- Input records
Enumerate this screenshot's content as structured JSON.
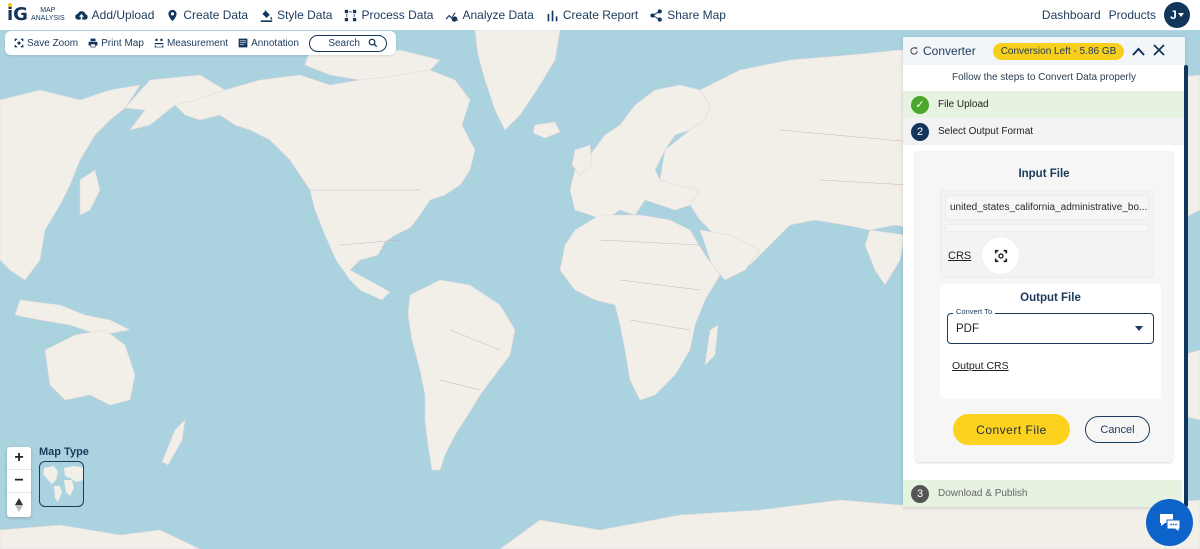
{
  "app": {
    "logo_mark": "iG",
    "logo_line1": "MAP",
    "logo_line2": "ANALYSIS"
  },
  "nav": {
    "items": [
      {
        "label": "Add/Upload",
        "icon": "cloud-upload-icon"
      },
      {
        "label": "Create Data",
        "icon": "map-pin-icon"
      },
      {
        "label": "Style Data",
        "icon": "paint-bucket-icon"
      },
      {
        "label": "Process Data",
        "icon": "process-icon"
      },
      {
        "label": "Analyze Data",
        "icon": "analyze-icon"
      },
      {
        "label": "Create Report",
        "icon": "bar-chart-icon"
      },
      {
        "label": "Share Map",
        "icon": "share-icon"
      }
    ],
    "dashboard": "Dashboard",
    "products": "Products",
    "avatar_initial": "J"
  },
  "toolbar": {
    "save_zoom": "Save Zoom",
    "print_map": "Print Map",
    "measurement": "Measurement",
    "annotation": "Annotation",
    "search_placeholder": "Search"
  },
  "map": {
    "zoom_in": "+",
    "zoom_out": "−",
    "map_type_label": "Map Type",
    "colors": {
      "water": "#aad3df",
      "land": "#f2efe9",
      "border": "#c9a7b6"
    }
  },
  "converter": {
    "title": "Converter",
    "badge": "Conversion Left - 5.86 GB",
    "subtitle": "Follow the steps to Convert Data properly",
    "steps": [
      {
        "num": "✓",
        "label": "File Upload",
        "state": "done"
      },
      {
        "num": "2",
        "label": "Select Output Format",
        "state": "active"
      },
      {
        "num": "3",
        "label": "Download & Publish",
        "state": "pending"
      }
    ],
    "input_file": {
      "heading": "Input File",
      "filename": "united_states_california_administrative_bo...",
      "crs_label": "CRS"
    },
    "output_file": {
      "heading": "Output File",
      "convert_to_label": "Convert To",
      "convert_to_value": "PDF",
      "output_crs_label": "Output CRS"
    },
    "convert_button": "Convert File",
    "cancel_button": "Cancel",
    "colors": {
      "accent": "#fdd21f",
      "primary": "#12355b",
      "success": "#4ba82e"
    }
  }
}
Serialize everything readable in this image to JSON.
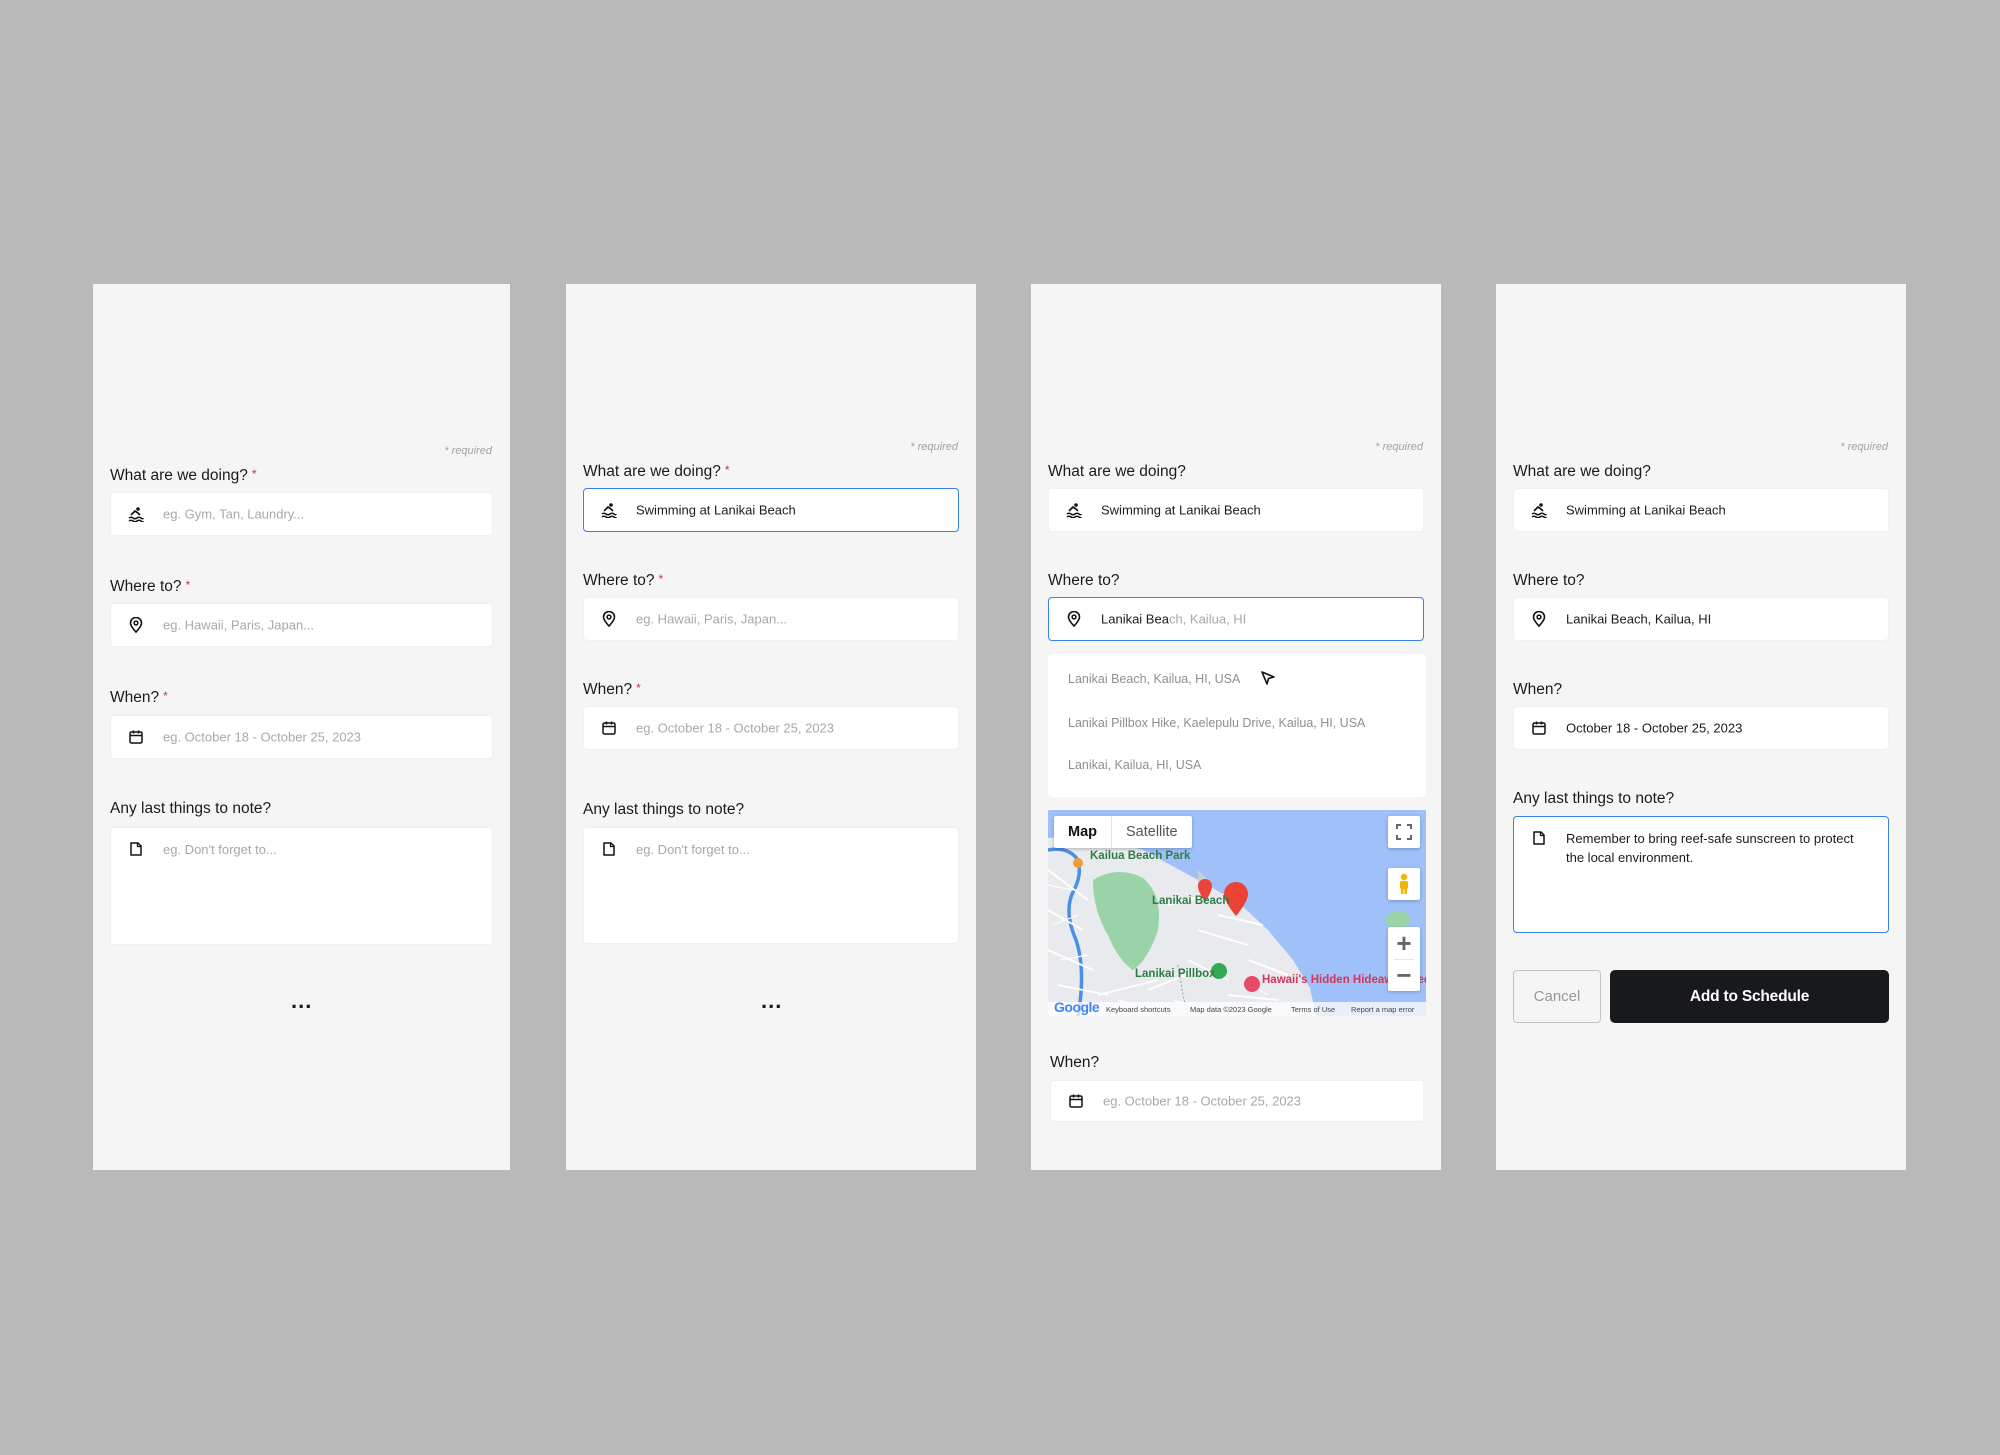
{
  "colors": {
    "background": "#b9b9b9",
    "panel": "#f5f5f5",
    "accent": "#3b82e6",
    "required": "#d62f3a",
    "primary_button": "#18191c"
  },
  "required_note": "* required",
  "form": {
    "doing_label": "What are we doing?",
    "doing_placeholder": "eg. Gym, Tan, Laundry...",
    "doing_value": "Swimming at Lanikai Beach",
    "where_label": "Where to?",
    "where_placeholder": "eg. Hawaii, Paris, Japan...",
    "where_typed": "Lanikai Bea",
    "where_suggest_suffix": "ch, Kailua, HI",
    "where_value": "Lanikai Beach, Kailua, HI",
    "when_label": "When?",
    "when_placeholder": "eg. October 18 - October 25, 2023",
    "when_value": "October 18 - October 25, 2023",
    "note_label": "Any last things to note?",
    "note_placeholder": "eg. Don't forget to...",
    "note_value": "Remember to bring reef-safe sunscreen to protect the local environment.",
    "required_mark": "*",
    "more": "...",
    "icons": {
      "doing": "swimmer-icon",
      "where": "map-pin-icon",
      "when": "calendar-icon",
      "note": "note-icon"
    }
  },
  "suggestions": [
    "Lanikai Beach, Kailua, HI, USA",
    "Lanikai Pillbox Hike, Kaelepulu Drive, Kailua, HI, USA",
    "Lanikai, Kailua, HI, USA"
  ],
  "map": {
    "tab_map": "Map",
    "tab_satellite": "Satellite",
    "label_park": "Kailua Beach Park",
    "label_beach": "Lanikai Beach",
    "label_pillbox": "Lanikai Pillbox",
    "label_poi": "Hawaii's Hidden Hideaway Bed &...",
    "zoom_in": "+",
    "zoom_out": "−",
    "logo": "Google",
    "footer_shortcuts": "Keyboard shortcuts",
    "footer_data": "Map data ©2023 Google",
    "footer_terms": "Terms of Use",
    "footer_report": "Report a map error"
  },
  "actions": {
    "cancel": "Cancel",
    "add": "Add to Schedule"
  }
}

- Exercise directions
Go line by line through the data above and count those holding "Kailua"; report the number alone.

- Answer below
6